EDIT: svick's answer shows the best approach, I even wrote a blog post about it. Below is my original answer with a couple of indirect alternatives that might work for some cases.
As others have noted, awaiting
syncTrigger.RequestAsync() won't help, although it is a good idea nevertheless. It will resume execution when the background task was succesfully triggered, and as such allow you to check if it failed for any reason.
You could create an app service to make it work when you are triggering the background task from the application. App services behave similar to web services. They are running in a background task, but have request-response semantics.
In the background service you would need to handle the
public void Run(IBackgroundTaskInstance taskInstance)
var details = taskInstance.TriggerDetails as AppServiceTriggerDetails;
appServiceconnection = details.AppServiceConnection;
appServiceconnection.RequestReceived += OnRequestReceived;
private async void OnRequestReceived(AppServiceConnection sender,
var messageDeferral = args.GetDeferral();
ValueSet arguments = args.Request.Message;
ValueSet result = new ValueSet();
// read values from arguments
// do the processing
// put data for the caller in result
In the client you can then call the app service:
var inventoryService = new AppServiceConnection();
inventoryService.AppServiceName = "from manifest";
inventoryService.PackageFamilyName = "from manifest";
var status = await inventoryService.OpenAsync();
var arguments = new ValueSet();
// set the arguments
var response = await inventoryService.SendMessageAsync(arguments);
if (response.Status == AppServiceResponseStatus.Success)
var result = response.Message;
// read data from the result
Check the linked page for more information about app services.
You could call the same app service from the scheduled background task as well, but there would be no way to get notified when the processing was completed in this case.
Since you've mentioned that you're exchanging data via a file in
LocalFolder your application could try monitoring the changes to that file instead:
private async Task Init()
var storageFolder = ApplicationData.Current.LocalFolder;
var monitor = storageFolder.CreateFileQuery();
monitor.ContentsChanged += MonitorContentsChanged;
var files = await monitor.GetFilesAsync();
private void MonitorContentsChanged(IStorageQueryResultBase sender, object args)
// react to the file change - should mean the background task completed
As far as I know you can only monitor for all the changes in a folder and can't really determine what changed inside the event handler, so for your case it would be best to have a separate sub folder containing only the file saved by the background task once it completes. This way the event would only get raised when you need it to.

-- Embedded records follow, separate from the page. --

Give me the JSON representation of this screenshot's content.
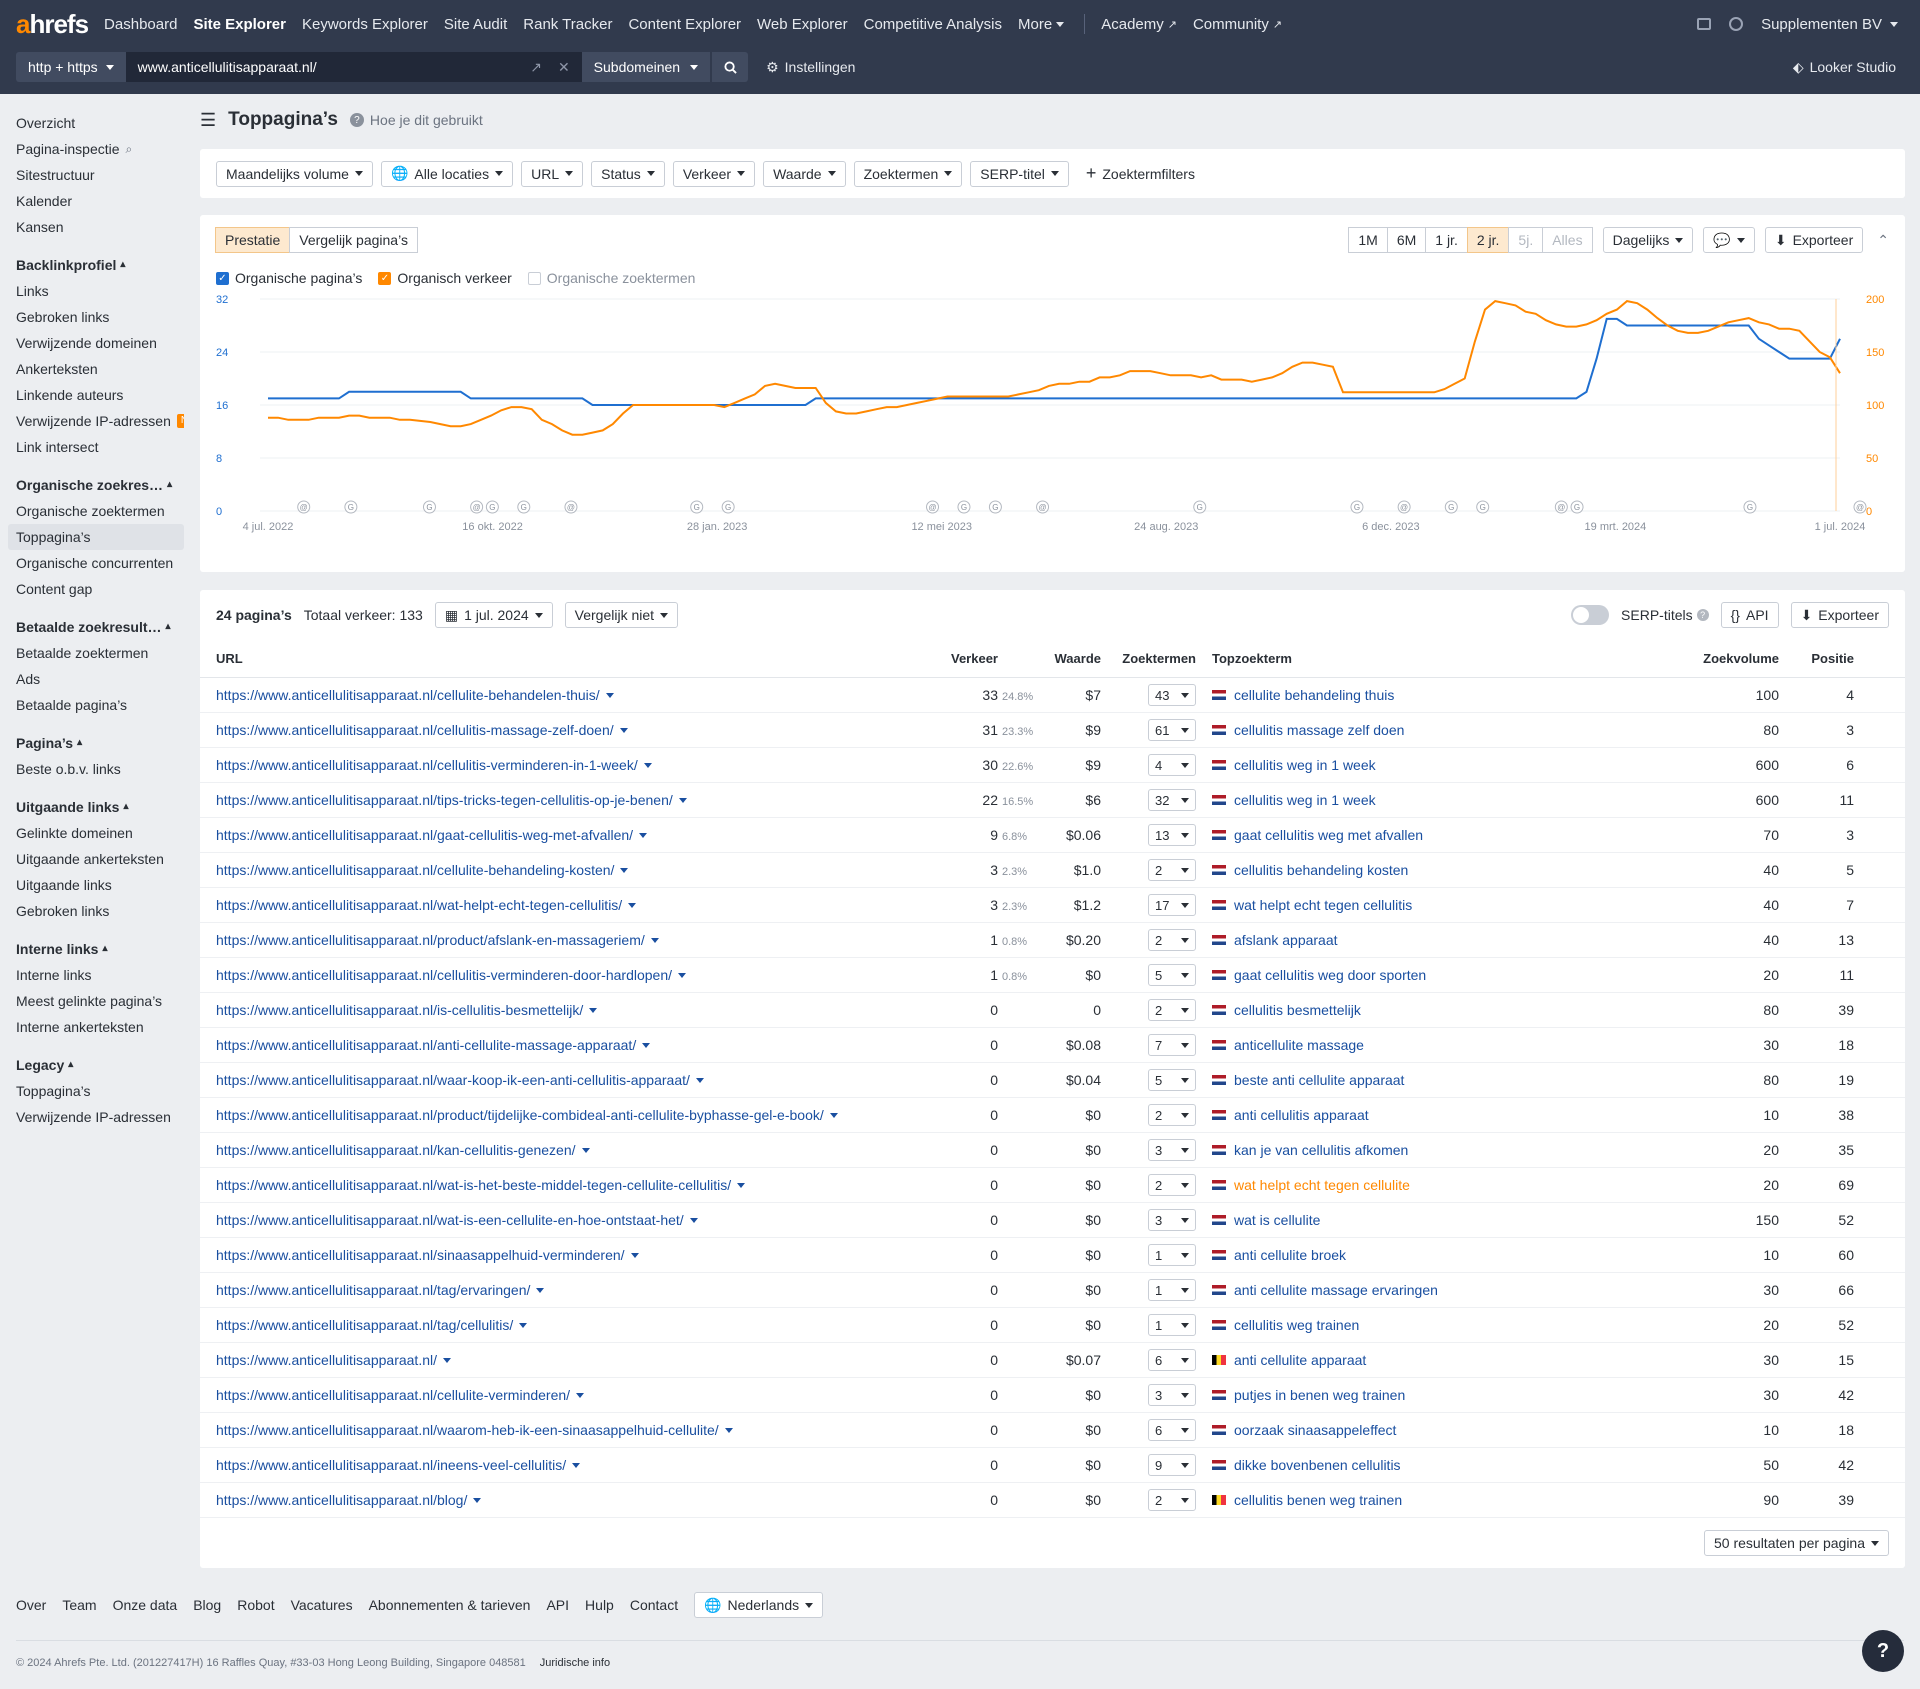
{
  "brand": {
    "logo_a": "a",
    "logo_rest": "hrefs"
  },
  "nav": {
    "items": [
      {
        "label": "Dashboard",
        "active": false
      },
      {
        "label": "Site Explorer",
        "active": true
      },
      {
        "label": "Keywords Explorer",
        "active": false
      },
      {
        "label": "Site Audit",
        "active": false
      },
      {
        "label": "Rank Tracker",
        "active": false
      },
      {
        "label": "Content Explorer",
        "active": false
      },
      {
        "label": "Web Explorer",
        "active": false
      },
      {
        "label": "Competitive Analysis",
        "active": false
      },
      {
        "label": "More",
        "active": false
      }
    ],
    "academy": "Academy",
    "community": "Community",
    "account": "Supplementen BV",
    "looker": "Looker Studio"
  },
  "searchbar": {
    "protocol": "http + https",
    "url": "www.anticellulitisapparaat.nl/",
    "mode": "Subdomeinen",
    "settings": "Instellingen"
  },
  "sidebar": [
    {
      "type": "item",
      "label": "Overzicht"
    },
    {
      "type": "item",
      "label": "Pagina-inspectie",
      "icon": "search"
    },
    {
      "type": "item",
      "label": "Sitestructuur"
    },
    {
      "type": "item",
      "label": "Kalender"
    },
    {
      "type": "item",
      "label": "Kansen"
    },
    {
      "type": "head",
      "label": "Backlinkprofiel"
    },
    {
      "type": "item",
      "label": "Links"
    },
    {
      "type": "item",
      "label": "Gebroken links"
    },
    {
      "type": "item",
      "label": "Verwijzende domeinen"
    },
    {
      "type": "item",
      "label": "Ankerteksten"
    },
    {
      "type": "item",
      "label": "Linkende auteurs"
    },
    {
      "type": "item",
      "label": "Verwijzende IP-adressen",
      "badge": "Nieuw"
    },
    {
      "type": "item",
      "label": "Link intersect"
    },
    {
      "type": "head",
      "label": "Organische zoekres…"
    },
    {
      "type": "item",
      "label": "Organische zoektermen"
    },
    {
      "type": "item",
      "label": "Toppagina’s",
      "selected": true
    },
    {
      "type": "item",
      "label": "Organische concurrenten"
    },
    {
      "type": "item",
      "label": "Content gap"
    },
    {
      "type": "head",
      "label": "Betaalde zoekresult…"
    },
    {
      "type": "item",
      "label": "Betaalde zoektermen"
    },
    {
      "type": "item",
      "label": "Ads"
    },
    {
      "type": "item",
      "label": "Betaalde pagina’s"
    },
    {
      "type": "head",
      "label": "Pagina’s"
    },
    {
      "type": "item",
      "label": "Beste o.b.v. links"
    },
    {
      "type": "head",
      "label": "Uitgaande links"
    },
    {
      "type": "item",
      "label": "Gelinkte domeinen"
    },
    {
      "type": "item",
      "label": "Uitgaande ankerteksten"
    },
    {
      "type": "item",
      "label": "Uitgaande links"
    },
    {
      "type": "item",
      "label": "Gebroken links"
    },
    {
      "type": "head",
      "label": "Interne links"
    },
    {
      "type": "item",
      "label": "Interne links"
    },
    {
      "type": "item",
      "label": "Meest gelinkte pagina’s"
    },
    {
      "type": "item",
      "label": "Interne ankerteksten"
    },
    {
      "type": "head",
      "label": "Legacy"
    },
    {
      "type": "item",
      "label": "Toppagina’s"
    },
    {
      "type": "item",
      "label": "Verwijzende IP-adressen"
    }
  ],
  "page": {
    "title": "Toppagina’s",
    "help": "Hoe je dit gebruikt"
  },
  "filters": [
    "Maandelijks volume",
    "Alle locaties",
    "URL",
    "Status",
    "Verkeer",
    "Waarde",
    "Zoektermen",
    "SERP-titel"
  ],
  "filter_add": "Zoektermfilters",
  "chart_panel": {
    "tabs": [
      "Prestatie",
      "Vergelijk pagina’s"
    ],
    "ranges": [
      {
        "l": "1M",
        "s": ""
      },
      {
        "l": "6M",
        "s": ""
      },
      {
        "l": "1 jr.",
        "s": ""
      },
      {
        "l": "2 jr.",
        "s": "on"
      },
      {
        "l": "5j.",
        "s": "dis"
      },
      {
        "l": "Alles",
        "s": "dis"
      }
    ],
    "interval": "Dagelijks",
    "export": "Exporteer",
    "legend": [
      {
        "label": "Organische pagina’s",
        "color": "#1f6fd0",
        "checked": true
      },
      {
        "label": "Organisch verkeer",
        "color": "#ff8800",
        "checked": true
      },
      {
        "label": "Organische zoektermen",
        "color": "#b3b8c0",
        "checked": false
      }
    ]
  },
  "chart_data": {
    "type": "line",
    "x_ticks": [
      "4 jul. 2022",
      "16 okt. 2022",
      "28 jan. 2023",
      "12 mei 2023",
      "24 aug. 2023",
      "6 dec. 2023",
      "19 mrt. 2024",
      "1 jul. 2024"
    ],
    "y_left_ticks": [
      "32",
      "24",
      "16",
      "8",
      "0"
    ],
    "y_right_ticks": [
      "200",
      "150",
      "100",
      "50",
      "0"
    ],
    "y_left_lim": [
      0,
      32
    ],
    "y_right_lim": [
      0,
      200
    ],
    "series": [
      {
        "name": "Organische pagina’s",
        "axis": "left",
        "color": "#1f6fd0",
        "values": [
          17,
          17,
          17,
          17,
          17,
          17,
          17,
          17,
          18,
          18,
          18,
          18,
          18,
          18,
          18,
          18,
          18,
          18,
          18,
          18,
          17,
          17,
          17,
          17,
          17,
          17,
          17,
          17,
          17,
          17,
          17,
          17,
          16,
          16,
          16,
          16,
          16,
          16,
          16,
          16,
          16,
          16,
          16,
          16,
          16,
          16,
          16,
          16,
          16,
          16,
          16,
          16,
          16,
          16,
          17,
          17,
          17,
          17,
          17,
          17,
          17,
          17,
          17,
          17,
          17,
          17,
          17,
          17,
          17,
          17,
          17,
          17,
          17,
          17,
          17,
          17,
          17,
          17,
          17,
          17,
          17,
          17,
          17,
          17,
          17,
          17,
          17,
          17,
          17,
          17,
          17,
          17,
          17,
          17,
          17,
          17,
          17,
          17,
          17,
          17,
          17,
          17,
          17,
          17,
          17,
          17,
          17,
          17,
          17,
          17,
          17,
          17,
          17,
          17,
          17,
          17,
          17,
          17,
          17,
          17,
          17,
          17,
          17,
          17,
          17,
          17,
          17,
          17,
          17,
          17,
          18,
          23,
          29,
          29,
          28,
          28,
          28,
          28,
          28,
          28,
          28,
          28,
          28,
          28,
          28,
          28,
          28,
          26,
          25,
          24,
          23,
          23,
          23,
          23,
          23,
          26
        ]
      },
      {
        "name": "Organisch verkeer",
        "axis": "right",
        "color": "#ff8800",
        "values": [
          88,
          88,
          86,
          86,
          86,
          88,
          88,
          88,
          90,
          90,
          88,
          88,
          88,
          86,
          86,
          85,
          84,
          82,
          80,
          80,
          82,
          86,
          90,
          95,
          98,
          98,
          96,
          86,
          82,
          76,
          72,
          72,
          74,
          76,
          82,
          92,
          100,
          100,
          100,
          100,
          100,
          100,
          100,
          100,
          100,
          98,
          102,
          106,
          110,
          118,
          120,
          118,
          116,
          116,
          116,
          102,
          94,
          92,
          92,
          94,
          96,
          98,
          98,
          100,
          102,
          104,
          106,
          108,
          108,
          108,
          108,
          108,
          108,
          108,
          110,
          112,
          114,
          118,
          120,
          120,
          122,
          122,
          126,
          126,
          128,
          132,
          132,
          132,
          130,
          128,
          128,
          128,
          126,
          128,
          124,
          124,
          124,
          122,
          124,
          126,
          130,
          136,
          140,
          140,
          138,
          136,
          112,
          112,
          112,
          112,
          112,
          112,
          112,
          112,
          112,
          112,
          115,
          120,
          125,
          160,
          190,
          198,
          196,
          194,
          188,
          186,
          180,
          176,
          174,
          174,
          176,
          180,
          186,
          190,
          198,
          196,
          190,
          182,
          175,
          170,
          168,
          168,
          170,
          174,
          178,
          180,
          182,
          178,
          176,
          172,
          172,
          170,
          160,
          150,
          145,
          130
        ]
      }
    ],
    "annotation_markers": "@ G"
  },
  "table": {
    "summary_count": "24 pagina’s",
    "summary_traffic": "Totaal verkeer: 133",
    "date": "1 jul. 2024",
    "compare": "Vergelijk niet",
    "serp_toggle": "SERP-titels",
    "api": "API",
    "export": "Exporteer",
    "columns": {
      "url": "URL",
      "traffic": "Verkeer",
      "value": "Waarde",
      "keywords": "Zoektermen",
      "top": "Topzoekterm",
      "volume": "Zoekvolume",
      "position": "Positie"
    },
    "rows": [
      {
        "url": "https://www.anticellulitisapparaat.nl/cellulite-behandelen-thuis/",
        "traffic": "33",
        "pct": "24.8%",
        "value": "$7",
        "kw": "43",
        "flag": "nl",
        "top": "cellulite behandeling thuis",
        "vol": "100",
        "pos": "4"
      },
      {
        "url": "https://www.anticellulitisapparaat.nl/cellulitis-massage-zelf-doen/",
        "traffic": "31",
        "pct": "23.3%",
        "value": "$9",
        "kw": "61",
        "flag": "nl",
        "top": "cellulitis massage zelf doen",
        "vol": "80",
        "pos": "3"
      },
      {
        "url": "https://www.anticellulitisapparaat.nl/cellulitis-verminderen-in-1-week/",
        "traffic": "30",
        "pct": "22.6%",
        "value": "$9",
        "kw": "4",
        "flag": "nl",
        "top": "cellulitis weg in 1 week",
        "vol": "600",
        "pos": "6"
      },
      {
        "url": "https://www.anticellulitisapparaat.nl/tips-tricks-tegen-cellulitis-op-je-benen/",
        "traffic": "22",
        "pct": "16.5%",
        "value": "$6",
        "kw": "32",
        "flag": "nl",
        "top": "cellulitis weg in 1 week",
        "vol": "600",
        "pos": "11"
      },
      {
        "url": "https://www.anticellulitisapparaat.nl/gaat-cellulitis-weg-met-afvallen/",
        "traffic": "9",
        "pct": "6.8%",
        "value": "$0.06",
        "kw": "13",
        "flag": "nl",
        "top": "gaat cellulitis weg met afvallen",
        "vol": "70",
        "pos": "3"
      },
      {
        "url": "https://www.anticellulitisapparaat.nl/cellulite-behandeling-kosten/",
        "traffic": "3",
        "pct": "2.3%",
        "value": "$1.0",
        "kw": "2",
        "flag": "nl",
        "top": "cellulitis behandeling kosten",
        "vol": "40",
        "pos": "5"
      },
      {
        "url": "https://www.anticellulitisapparaat.nl/wat-helpt-echt-tegen-cellulitis/",
        "traffic": "3",
        "pct": "2.3%",
        "value": "$1.2",
        "kw": "17",
        "flag": "nl",
        "top": "wat helpt echt tegen cellulitis",
        "vol": "40",
        "pos": "7"
      },
      {
        "url": "https://www.anticellulitisapparaat.nl/product/afslank-en-massageriem/",
        "traffic": "1",
        "pct": "0.8%",
        "value": "$0.20",
        "kw": "2",
        "flag": "nl",
        "top": "afslank apparaat",
        "vol": "40",
        "pos": "13"
      },
      {
        "url": "https://www.anticellulitisapparaat.nl/cellulitis-verminderen-door-hardlopen/",
        "traffic": "1",
        "pct": "0.8%",
        "value": "$0",
        "kw": "5",
        "flag": "nl",
        "top": "gaat cellulitis weg door sporten",
        "vol": "20",
        "pos": "11"
      },
      {
        "url": "https://www.anticellulitisapparaat.nl/is-cellulitis-besmettelijk/",
        "traffic": "0",
        "pct": "",
        "value": "0",
        "kw": "2",
        "flag": "nl",
        "top": "cellulitis besmettelijk",
        "vol": "80",
        "pos": "39"
      },
      {
        "url": "https://www.anticellulitisapparaat.nl/anti-cellulite-massage-apparaat/",
        "traffic": "0",
        "pct": "",
        "value": "$0.08",
        "kw": "7",
        "flag": "nl",
        "top": "anticellulite massage",
        "vol": "30",
        "pos": "18"
      },
      {
        "url": "https://www.anticellulitisapparaat.nl/waar-koop-ik-een-anti-cellulitis-apparaat/",
        "traffic": "0",
        "pct": "",
        "value": "$0.04",
        "kw": "5",
        "flag": "nl",
        "top": "beste anti cellulite apparaat",
        "vol": "80",
        "pos": "19"
      },
      {
        "url": "https://www.anticellulitisapparaat.nl/product/tijdelijke-combideal-anti-cellulite-byphasse-gel-e-book/",
        "traffic": "0",
        "pct": "",
        "value": "$0",
        "kw": "2",
        "flag": "nl",
        "top": "anti cellulitis apparaat",
        "vol": "10",
        "pos": "38"
      },
      {
        "url": "https://www.anticellulitisapparaat.nl/kan-cellulitis-genezen/",
        "traffic": "0",
        "pct": "",
        "value": "$0",
        "kw": "3",
        "flag": "nl",
        "top": "kan je van cellulitis afkomen",
        "vol": "20",
        "pos": "35"
      },
      {
        "url": "https://www.anticellulitisapparaat.nl/wat-is-het-beste-middel-tegen-cellulite-cellulitis/",
        "traffic": "0",
        "pct": "",
        "value": "$0",
        "kw": "2",
        "flag": "nl",
        "top": "wat helpt echt tegen cellulite",
        "vol": "20",
        "pos": "69",
        "orange": true
      },
      {
        "url": "https://www.anticellulitisapparaat.nl/wat-is-een-cellulite-en-hoe-ontstaat-het/",
        "traffic": "0",
        "pct": "",
        "value": "$0",
        "kw": "3",
        "flag": "nl",
        "top": "wat is cellulite",
        "vol": "150",
        "pos": "52"
      },
      {
        "url": "https://www.anticellulitisapparaat.nl/sinaasappelhuid-verminderen/",
        "traffic": "0",
        "pct": "",
        "value": "$0",
        "kw": "1",
        "flag": "nl",
        "top": "anti cellulite broek",
        "vol": "10",
        "pos": "60"
      },
      {
        "url": "https://www.anticellulitisapparaat.nl/tag/ervaringen/",
        "traffic": "0",
        "pct": "",
        "value": "$0",
        "kw": "1",
        "flag": "nl",
        "top": "anti cellulite massage ervaringen",
        "vol": "30",
        "pos": "66"
      },
      {
        "url": "https://www.anticellulitisapparaat.nl/tag/cellulitis/",
        "traffic": "0",
        "pct": "",
        "value": "$0",
        "kw": "1",
        "flag": "nl",
        "top": "cellulitis weg trainen",
        "vol": "20",
        "pos": "52"
      },
      {
        "url": "https://www.anticellulitisapparaat.nl/",
        "traffic": "0",
        "pct": "",
        "value": "$0.07",
        "kw": "6",
        "flag": "be",
        "top": "anti cellulite apparaat",
        "vol": "30",
        "pos": "15"
      },
      {
        "url": "https://www.anticellulitisapparaat.nl/cellulite-verminderen/",
        "traffic": "0",
        "pct": "",
        "value": "$0",
        "kw": "3",
        "flag": "nl",
        "top": "putjes in benen weg trainen",
        "vol": "30",
        "pos": "42"
      },
      {
        "url": "https://www.anticellulitisapparaat.nl/waarom-heb-ik-een-sinaasappelhuid-cellulite/",
        "traffic": "0",
        "pct": "",
        "value": "$0",
        "kw": "6",
        "flag": "nl",
        "top": "oorzaak sinaasappeleffect",
        "vol": "10",
        "pos": "18"
      },
      {
        "url": "https://www.anticellulitisapparaat.nl/ineens-veel-cellulitis/",
        "traffic": "0",
        "pct": "",
        "value": "$0",
        "kw": "9",
        "flag": "nl",
        "top": "dikke bovenbenen cellulitis",
        "vol": "50",
        "pos": "42"
      },
      {
        "url": "https://www.anticellulitisapparaat.nl/blog/",
        "traffic": "0",
        "pct": "",
        "value": "$0",
        "kw": "2",
        "flag": "be",
        "top": "cellulitis benen weg trainen",
        "vol": "90",
        "pos": "39"
      }
    ],
    "per_page": "50 resultaten per pagina"
  },
  "footer": {
    "links": [
      "Over",
      "Team",
      "Onze data",
      "Blog",
      "Robot",
      "Vacatures",
      "Abonnementen & tarieven",
      "API",
      "Hulp",
      "Contact"
    ],
    "lang": "Nederlands",
    "copyright": "© 2024 Ahrefs Pte. Ltd. (201227417H) 16 Raffles Quay, #33-03 Hong Leong Building, Singapore 048581",
    "legal": "Juridische info",
    "help": "?"
  }
}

You'll have to check for yourself whether this approach works reliably enough for you, though.